Evidence was sent to Delhi for forensic tests, and despite the washed clothing of the victim, the lab found a spot of blood that is said to have tied everything together.
New Delhi: It apparently took just one spot of blood — invisible to the naked eye — on the frill of a frock to crack the Kathua gangrape and murder case.
The blood is said to have confirmed that the frock was worn by the eight-year-old Bakerwal girl during the crime, and allegedly tied together all other pieces of evidence found at the scene of the crime.
But for that to happen, the evidence had to be sent from Jammu to Delhi for forensic tests. The absence of modern and advanced forensic technology in the Jammu region forced the J&K Police to seek help from the Forensic Science Laboratory, run by the home department of the Delhi government.
On 23 February, the Jammu & Kashmir DGP sent a special messenger to Delhi home secretary Manoj Paridha. The messenger, a DSP-ranked officer from the CID posted in the Delhi unit of the J&K Police, visited Paridha with the letter and pressed upon the urgency of the matter.
“We were approached, and there was no debate on not taking the case up. The case was sensitive and needed to be fast-tracked. We had to take it up,” O.P. Mishra, additional secretary in the Delhi government’s home department, told ThePrint.
14 packets of evidence
The Forensic Science Laboratory received 14 packets of evidence between 1 March and 21 March.
A few of these packets are said to have helped confirm the juvenile accused’s presence at the Devisthan, the alleged scene of the crime.

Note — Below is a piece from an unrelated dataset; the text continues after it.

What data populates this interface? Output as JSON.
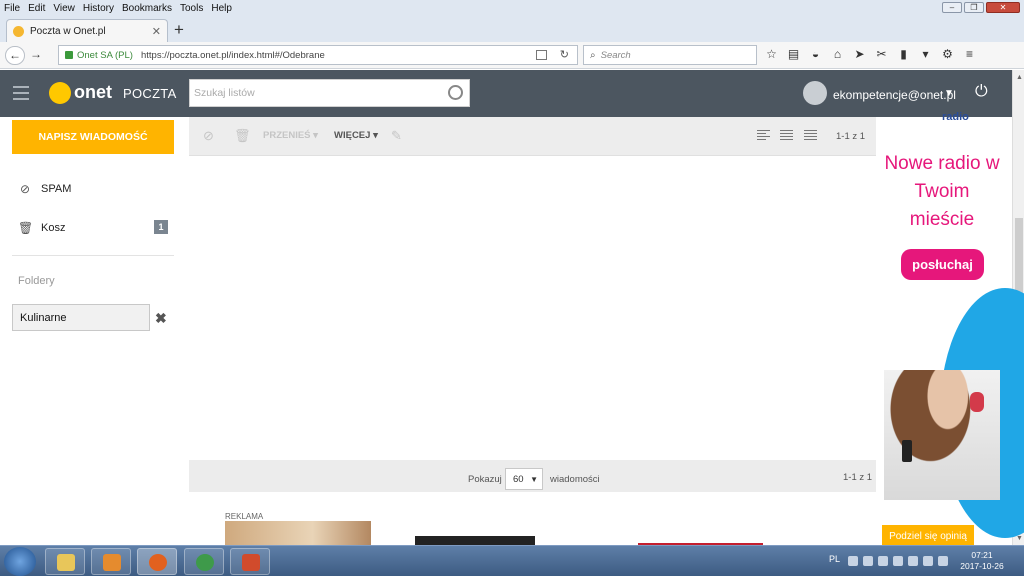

“Two parcels were sent in to make doubly sure of the identity of the juvenile accused in the case, and the efforts bore fruit. The potency test and DNA of the accused were brought in. A third parcel had two strands of hair that matched the DNA and the sample of hair taken from the Devisthan,” a source at the lab told ThePrint.

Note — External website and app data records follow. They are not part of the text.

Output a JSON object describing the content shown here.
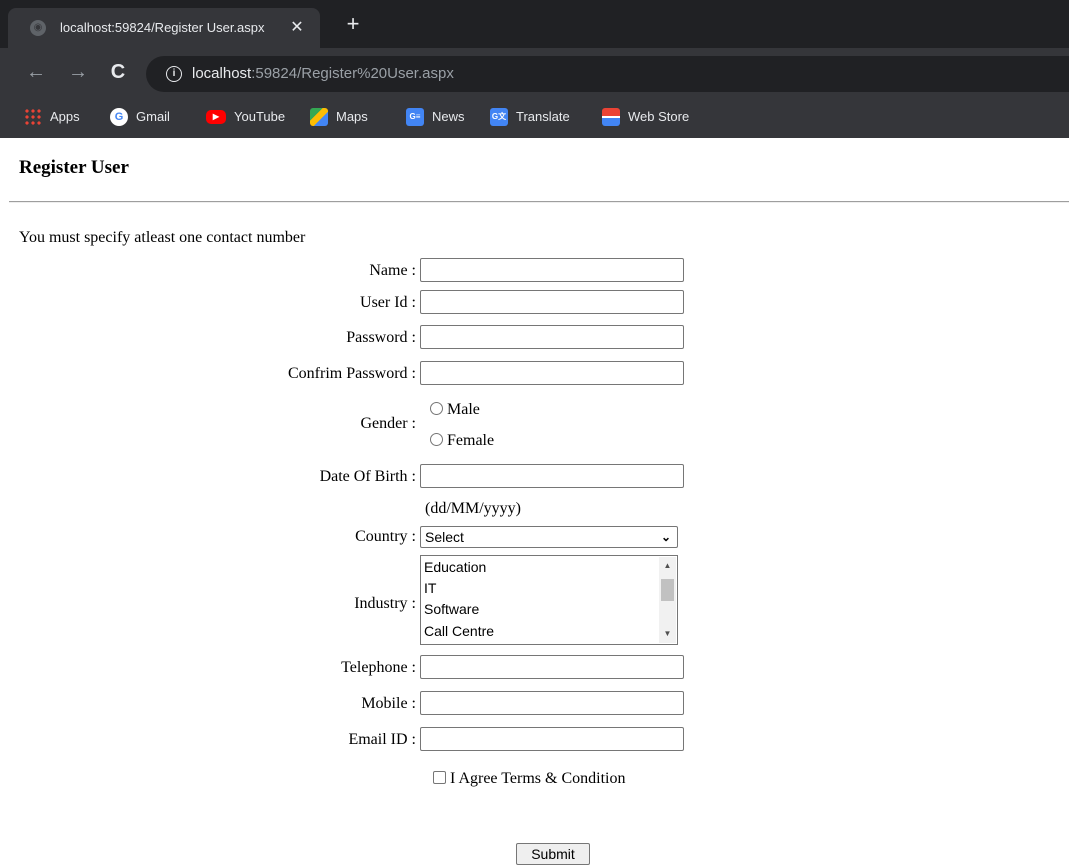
{
  "browser": {
    "tab_title": "localhost:59824/Register User.aspx",
    "tab_close": "✕",
    "new_tab": "+",
    "nav": {
      "back": "←",
      "forward": "→",
      "reload": "C"
    },
    "url_host": "localhost",
    "url_rest": ":59824/Register%20User.aspx",
    "bookmarks": [
      "Apps",
      "Gmail",
      "YouTube",
      "Maps",
      "News",
      "Translate",
      "Web Store"
    ]
  },
  "page": {
    "title": "Register User",
    "notice": "You must specify atleast one contact number"
  },
  "form": {
    "name_label": "Name :",
    "userid_label": "User Id :",
    "password_label": "Password :",
    "confirm_label": "Confrim Password :",
    "gender_label": "Gender :",
    "gender_options": [
      "Male",
      "Female"
    ],
    "dob_label": "Date Of Birth :",
    "dob_hint": "(dd/MM/yyyy)",
    "country_label": "Country :",
    "country_selected": "Select",
    "industry_label": "Industry :",
    "industry_options": [
      "Education",
      "IT",
      "Software",
      "Call Centre"
    ],
    "telephone_label": "Telephone :",
    "mobile_label": "Mobile :",
    "email_label": "Email ID :",
    "agree_label": "I Agree Terms & Condition",
    "submit_label": "Submit"
  }
}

The crucial spot of blood
The toughest part, it is learnt, was getting evidence off the washed clothing, to confirm that it had indeed been worn by the victim.
The source said the frock was divided into a few pieces and analysed, and a few hours into the investigation, a team member found a spot of blood on the frill of the frock. The spot matched the viscera sample as well, and confirmed that the blood belonged to the victim.
“This strengthened the case further and we solved the puzzles one by one,” a top official of the lab said.